Recently, NPR published a radio segment as well as an article about the American housing market and why its recovery is so slow to come around. NPR interviewed Eric Johnson, a professor at Columbia’s business school, who took a look at the psychology behind financial loss by providing an example through the experiment of a coin toss. He has claimed that on a psychological level, our brain responds much more strongly to financial loss than it does to financial gain. When flipping a coin, and offering a $15 win for heads but a $10 loss for tails, most people would not take the bet. Just imagine if you were going to play that 1,000 times. You’ll end up with a pretty nice chunk of cash. You’d win, on average, $1,000!”
So, why would people refuse such a fantastic bargain? When taken to the street, people are strongly resistant to the idea of losing the $10, even if they are high risk takers in other areas of their life. It’s a very real fear.
While we can’t change the way our brains respond to fears, we can use that knowledge to learn how to best cope with the pains of financial loss and recovery. Based on our understanding of our psychological fear of financial loss, the first recommendation that I have for you is to build upon that awareness. As we move forward through the slow but sure economic recovery, be consciously aware of your fears so that when you feel overwhelming aversion to risk, you will understand why. By identifying with your emotions, you can begin to release some of your hurts and pains. Admit those feelings to someone you trust, a counselor, or even just your journal. By acknowledging your painful emotions, they will be free to be let go from within your heart.

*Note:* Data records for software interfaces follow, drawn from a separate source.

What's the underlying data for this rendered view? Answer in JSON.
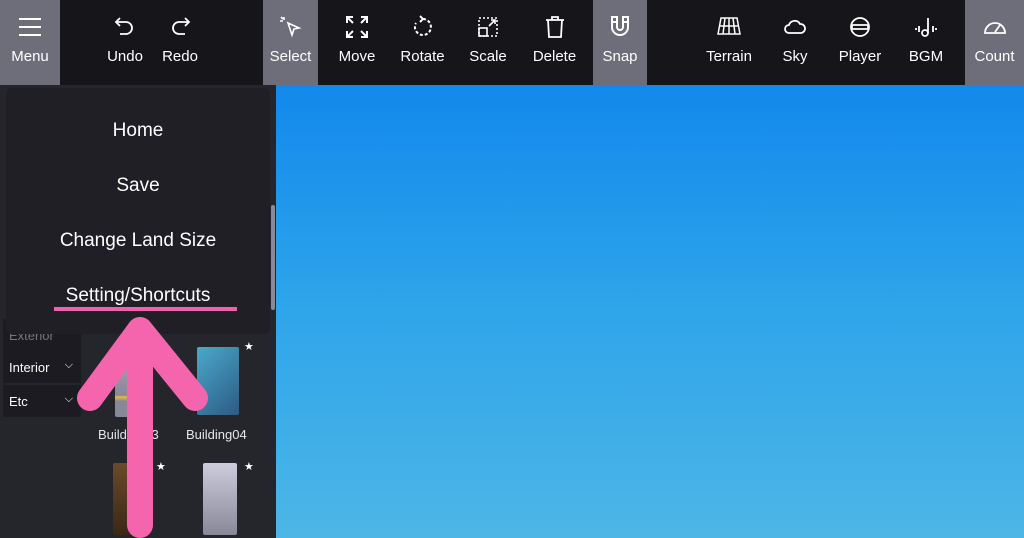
{
  "toolbar": {
    "menu": "Menu",
    "undo": "Undo",
    "redo": "Redo",
    "select": "Select",
    "move": "Move",
    "rotate": "Rotate",
    "scale": "Scale",
    "delete": "Delete",
    "snap": "Snap",
    "terrain": "Terrain",
    "sky": "Sky",
    "player": "Player",
    "bgm": "BGM",
    "count": "Count"
  },
  "menu": {
    "items": [
      "Home",
      "Save",
      "Change Land Size",
      "Setting/Shortcuts"
    ],
    "highlighted": "Setting/Shortcuts"
  },
  "categories": {
    "exterior": "Exterior",
    "interior": "Interior",
    "etc": "Etc"
  },
  "items": [
    "Building03",
    "Building04"
  ],
  "colors": {
    "accent": "#f25fae",
    "toolbar": "#15151a",
    "active": "#6e6d7a",
    "sky_top": "#1289ec",
    "sky_bottom": "#4db6e6"
  }
}
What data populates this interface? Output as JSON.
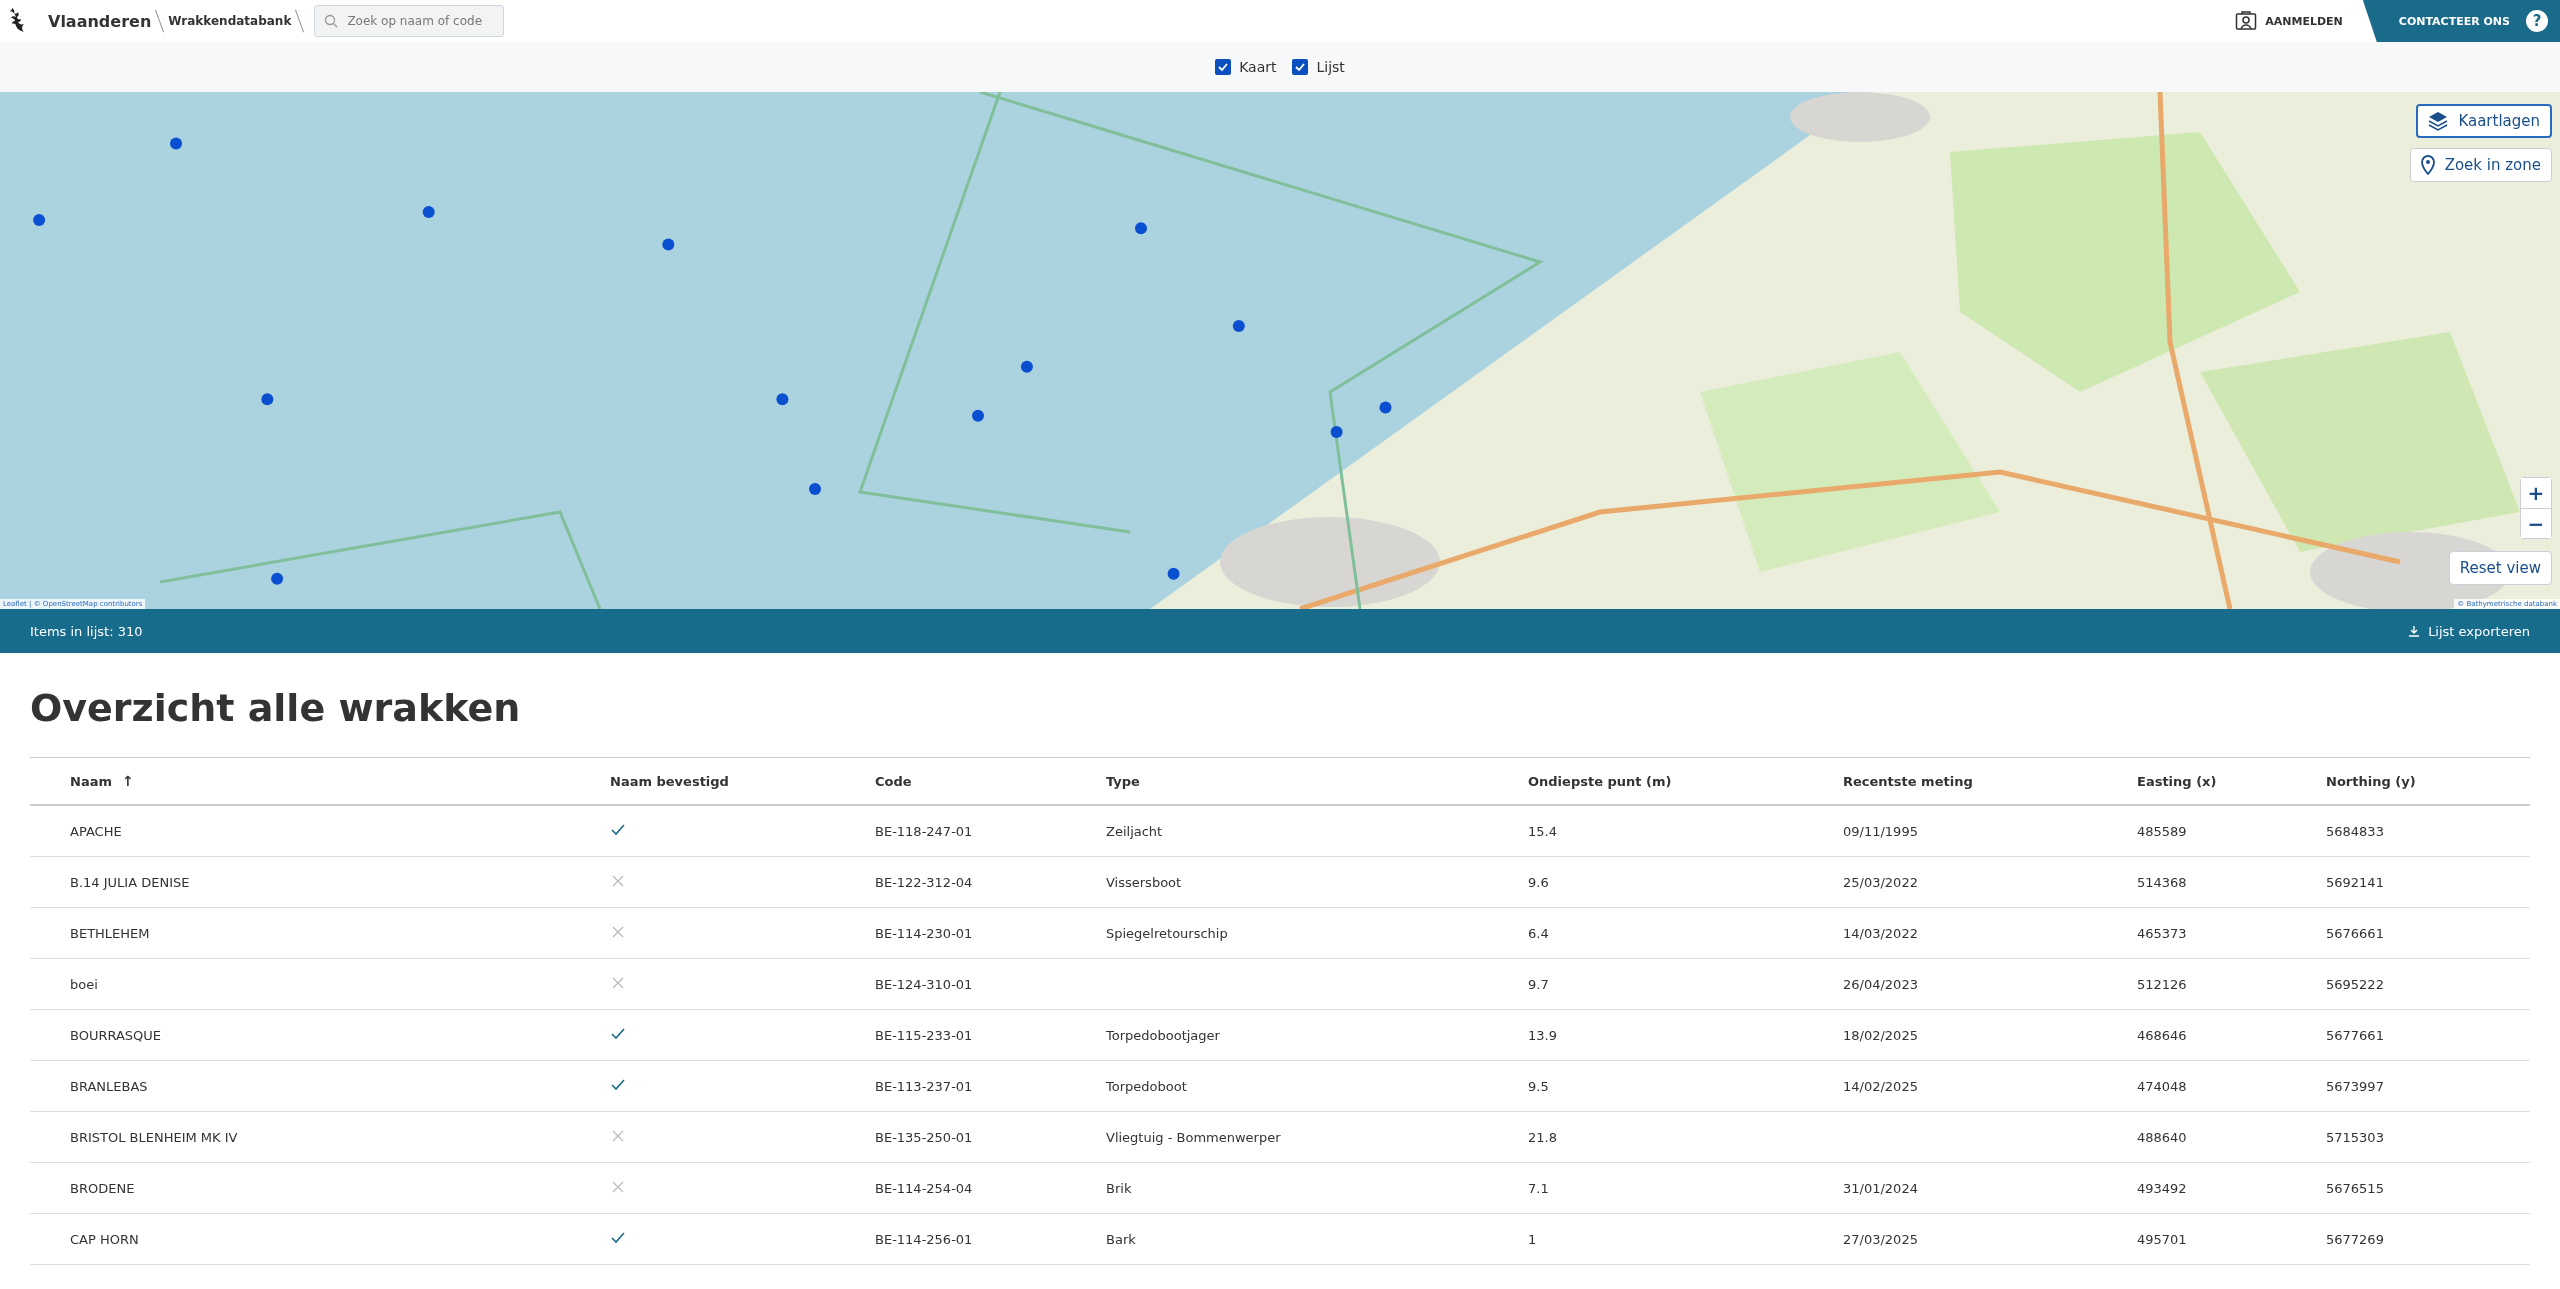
{
  "header": {
    "brand": "Vlaanderen",
    "app_title": "Wrakkendatabank",
    "search": {
      "placeholder": "Zoek op naam of code"
    },
    "login": "AANMELDEN",
    "contact": "CONTACTEER ONS",
    "help": "?"
  },
  "view_toggles": [
    {
      "label": "Kaart",
      "checked": true
    },
    {
      "label": "Lijst",
      "checked": true
    }
  ],
  "map": {
    "kind": "picture",
    "layers_button": "Kaartlagen",
    "zone_button": "Zoek in zone",
    "zoom_in": "+",
    "zoom_out": "−",
    "reset_button": "Reset view",
    "attribution_left": "Leaflet | © OpenStreetMap contributors",
    "attribution_right": "© Bathymetrische databank"
  },
  "list_bar": {
    "count": "Items in lijst: 310",
    "export": "Lijst exporteren"
  },
  "title": "Overzicht alle wrakken",
  "table": {
    "columns": [
      {
        "label": "Naam",
        "sort_indicator": "↑"
      },
      {
        "label": "Naam bevestigd"
      },
      {
        "label": "Code"
      },
      {
        "label": "Type"
      },
      {
        "label": "Ondiepste punt (m)"
      },
      {
        "label": "Recentste meting"
      },
      {
        "label": "Easting (x)"
      },
      {
        "label": "Northing (y)"
      }
    ],
    "rows": [
      {
        "name": "APACHE",
        "confirmed": true,
        "code": "BE-118-247-01",
        "type": "Zeiljacht",
        "depth": "15.4",
        "date": "09/11/1995",
        "easting": "485589",
        "northing": "5684833"
      },
      {
        "name": "B.14 JULIA DENISE",
        "confirmed": false,
        "code": "BE-122-312-04",
        "type": "Vissersboot",
        "depth": "9.6",
        "date": "25/03/2022",
        "easting": "514368",
        "northing": "5692141"
      },
      {
        "name": "BETHLEHEM",
        "confirmed": false,
        "code": "BE-114-230-01",
        "type": "Spiegelretourschip",
        "depth": "6.4",
        "date": "14/03/2022",
        "easting": "465373",
        "northing": "5676661"
      },
      {
        "name": "boei",
        "confirmed": false,
        "code": "BE-124-310-01",
        "depth": "9.7",
        "date": "26/04/2023",
        "easting": "512126",
        "northing": "5695222"
      },
      {
        "name": "BOURRASQUE",
        "confirmed": true,
        "code": "BE-115-233-01",
        "type": "Torpedobootjager",
        "depth": "13.9",
        "date": "18/02/2025",
        "easting": "468646",
        "northing": "5677661"
      },
      {
        "name": "BRANLEBAS",
        "confirmed": true,
        "code": "BE-113-237-01",
        "type": "Torpedoboot",
        "depth": "9.5",
        "date": "14/02/2025",
        "easting": "474048",
        "northing": "5673997"
      },
      {
        "name": "BRISTOL BLENHEIM MK IV",
        "confirmed": false,
        "code": "BE-135-250-01",
        "type": "Vliegtuig - Bommenwerper",
        "depth": "21.8",
        "easting": "488640",
        "northing": "5715303"
      },
      {
        "name": "BRODENE",
        "confirmed": false,
        "code": "BE-114-254-04",
        "type": "Brik",
        "depth": "7.1",
        "date": "31/01/2024",
        "easting": "493492",
        "northing": "5676515"
      },
      {
        "name": "CAP HORN",
        "confirmed": true,
        "code": "BE-114-256-01",
        "type": "Bark",
        "depth": "1",
        "date": "27/03/2025",
        "easting": "495701",
        "northing": "5677269"
      }
    ]
  }
}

Financial trauma is a very real issue to be wrestled with and overcome. If you or someone that you know is wounded by financial loss, encourage them to gain a better understanding of those hurts, and take time to face them in order to begin the releasing and recovering processes. It’s not easy, but your heart will be glad for the brave work you’ve done to move past the loss towards greater abundance, peace and love.
My challenge to you: Just for today …choose to feel abundant.